◆ **Problem to work on**
The answer should be each line of the records that contains the word "Their"; please copy them all.

◆ **Stored entries**
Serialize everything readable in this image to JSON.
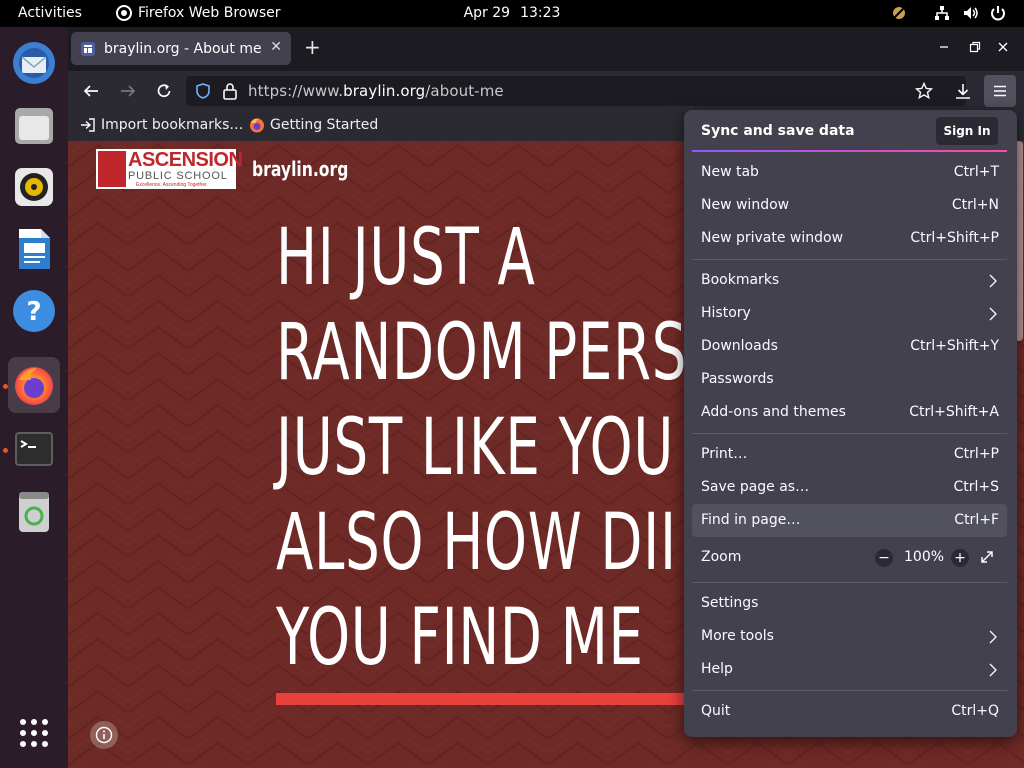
{
  "topbar": {
    "activities": "Activities",
    "app_name": "Firefox Web Browser",
    "date": "Apr 29",
    "time": "13:23"
  },
  "dock": {
    "items": [
      {
        "name": "thunderbird",
        "icon": "mail-icon"
      },
      {
        "name": "files",
        "icon": "folder-icon"
      },
      {
        "name": "rhythmbox",
        "icon": "speaker-icon"
      },
      {
        "name": "writer",
        "icon": "document-icon"
      },
      {
        "name": "help",
        "icon": "help-icon"
      },
      {
        "name": "firefox",
        "icon": "firefox-icon",
        "active": true
      },
      {
        "name": "terminal",
        "icon": "terminal-icon"
      },
      {
        "name": "trash",
        "icon": "recycle-icon"
      },
      {
        "name": "app-grid",
        "icon": "grid-icon"
      }
    ]
  },
  "browser": {
    "tab_title": "braylin.org - About me",
    "url_prefix": "https://www.",
    "url_host": "braylin.org",
    "url_path": "/about-me",
    "bookmarks": [
      {
        "label": "Import bookmarks…",
        "icon": "import-icon"
      },
      {
        "label": "Getting Started",
        "icon": "firefox-icon"
      }
    ]
  },
  "page": {
    "logo_line1": "ASCENSION",
    "logo_line2": "PUBLIC SCHOOL",
    "logo_line3": "Excellence. Ascending Together.",
    "site_name": "braylin.org",
    "hero_lines": [
      "HI JUST A",
      "RANDOM PERS",
      "JUST LIKE YOU",
      "ALSO HOW DII",
      "YOU FIND ME"
    ],
    "colors": {
      "background": "#6e2a26",
      "accent": "#e8403d"
    }
  },
  "menu": {
    "sync_title": "Sync and save data",
    "sign_in": "Sign In",
    "new_tab": {
      "label": "New tab",
      "shortcut": "Ctrl+T"
    },
    "new_window": {
      "label": "New window",
      "shortcut": "Ctrl+N"
    },
    "new_private": {
      "label": "New private window",
      "shortcut": "Ctrl+Shift+P"
    },
    "bookmarks": {
      "label": "Bookmarks"
    },
    "history": {
      "label": "History"
    },
    "downloads": {
      "label": "Downloads",
      "shortcut": "Ctrl+Shift+Y"
    },
    "passwords": {
      "label": "Passwords"
    },
    "addons": {
      "label": "Add-ons and themes",
      "shortcut": "Ctrl+Shift+A"
    },
    "print": {
      "label": "Print…",
      "shortcut": "Ctrl+P"
    },
    "save_page": {
      "label": "Save page as…",
      "shortcut": "Ctrl+S"
    },
    "find": {
      "label": "Find in page…",
      "shortcut": "Ctrl+F"
    },
    "zoom": {
      "label": "Zoom",
      "minus": "−",
      "value": "100%",
      "plus": "+"
    },
    "settings": {
      "label": "Settings"
    },
    "more_tools": {
      "label": "More tools"
    },
    "help": {
      "label": "Help"
    },
    "quit": {
      "label": "Quit",
      "shortcut": "Ctrl+Q"
    }
  }
}
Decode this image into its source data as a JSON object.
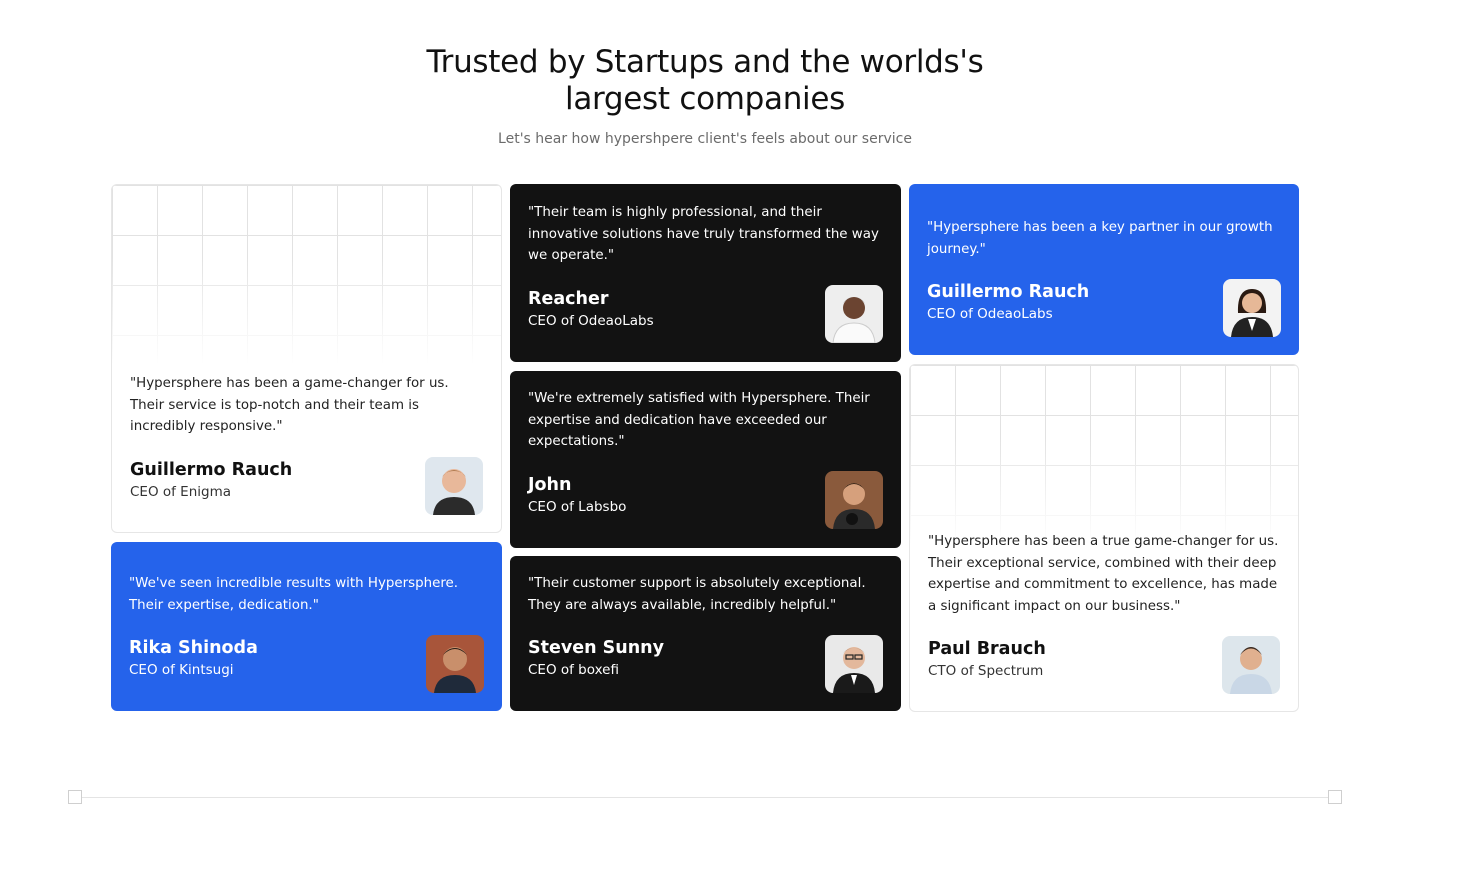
{
  "header": {
    "title": "Trusted by Startups and the worlds's largest companies",
    "subtitle": "Let's hear how hypershpere client's feels about our service"
  },
  "testimonials": [
    {
      "quote": "\"Hypersphere has been a game-changer for us. Their service is top-notch and their team is incredibly responsive.\"",
      "name": "Guillermo Rauch",
      "role": "CEO of Enigma",
      "theme": "white",
      "avatar_icon": "man-avatar-icon"
    },
    {
      "quote": "\"We've seen incredible results with Hypersphere. Their expertise, dedication.\"",
      "name": "Rika Shinoda",
      "role": "CEO of Kintsugi",
      "theme": "blue",
      "avatar_icon": "man-avatar-icon"
    },
    {
      "quote": "\"Their team is highly professional, and their innovative solutions have truly transformed the way we operate.\"",
      "name": "Reacher",
      "role": "CEO of OdeaoLabs",
      "theme": "dark",
      "avatar_icon": "woman-avatar-icon"
    },
    {
      "quote": "\"We're extremely satisfied with Hypersphere. Their expertise and dedication have exceeded our expectations.\"",
      "name": "John",
      "role": "CEO of Labsbo",
      "theme": "dark",
      "avatar_icon": "man-avatar-icon"
    },
    {
      "quote": "\"Their customer support is absolutely exceptional. They are always available, incredibly helpful.\"",
      "name": "Steven Sunny",
      "role": "CEO of boxefi",
      "theme": "dark",
      "avatar_icon": "man-avatar-icon"
    },
    {
      "quote": "\"Hypersphere has been a key partner in our growth journey.\"",
      "name": "Guillermo Rauch",
      "role": "CEO of OdeaoLabs",
      "theme": "blue",
      "avatar_icon": "woman-avatar-icon"
    },
    {
      "quote": "\"Hypersphere has been a true game-changer for us. Their exceptional service, combined with their deep expertise and commitment to excellence, has made a significant impact on our business.\"",
      "name": "Paul Brauch",
      "role": "CTO of Spectrum",
      "theme": "white",
      "avatar_icon": "man-avatar-icon"
    }
  ],
  "colors": {
    "blue": "#2563eb",
    "dark": "#121212",
    "border": "#e6e6e6"
  }
}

◆ **Exercise result**
      "quote": "\"Hypersphere has been a game-changer for us. Their service is top-notch and their team is incredibly responsive.\"",
      "quote": "\"We've seen incredible results with Hypersphere. Their expertise, dedication.\"",
      "quote": "\"Their team is highly professional, and their innovative solutions have truly transformed the way we operate.\"",
      "quote": "\"We're extremely satisfied with Hypersphere. Their expertise and dedication have exceeded our expectations.\"",
      "quote": "\"Their customer support is absolutely exceptional. They are always available, incredibly helpful.\"",
      "quote": "\"Hypersphere has been a true game-changer for us. Their exceptional service, combined with their deep expertise and commitment to excellence, has made a significant impact on our business.\"",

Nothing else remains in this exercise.